• Tyacke, Nicholas, Anti-Calvinists: The Rise of English Arminianism • Underdown, David, Fire From Heaven • Vaughn, Alden and Francis Bremer, "Puritan New England" • Warren, John (1993). Elizabeth I: Religion and Foreign Affairs. Hodder and Stoughton. pp. 104. ISBN 0-340-55518-1. • Larousse Dictionary of Beliefs and Religions • Oxford Dictionary of World Religions

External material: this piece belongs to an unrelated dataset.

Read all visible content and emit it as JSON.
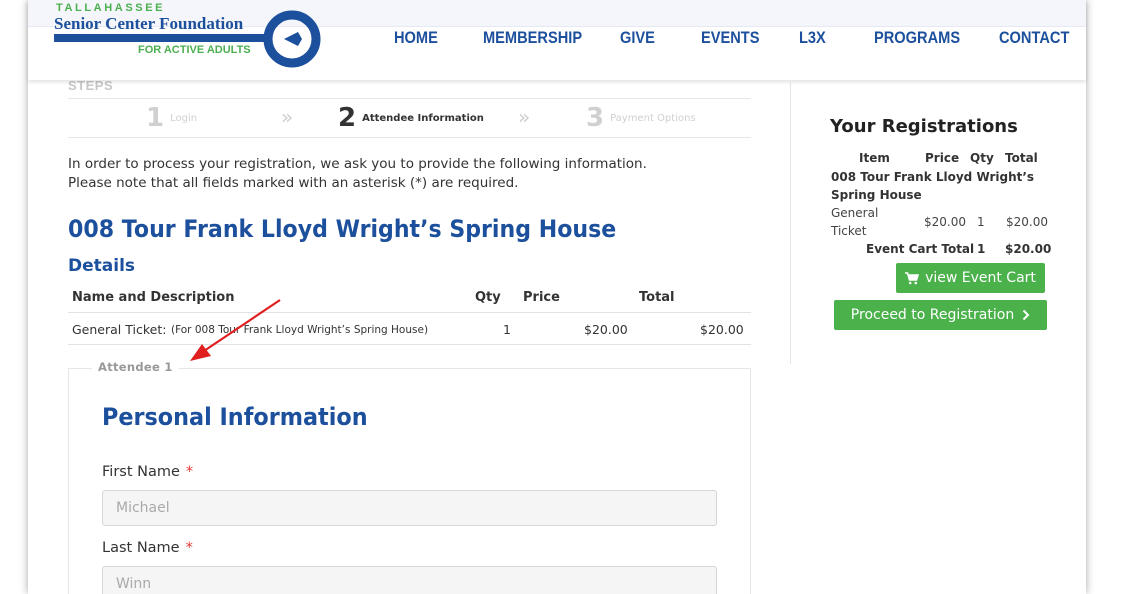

• A Puritan’s Mind, some writings of the Puritans and their admirers • Puritan sermons • Extensive Puritan resources on Monergism.com • Sermons by Puritans at Reformed Sermon Archives • What did you Puritans ever do for us, Oliver? The Independent, London, Sept. 16, 2008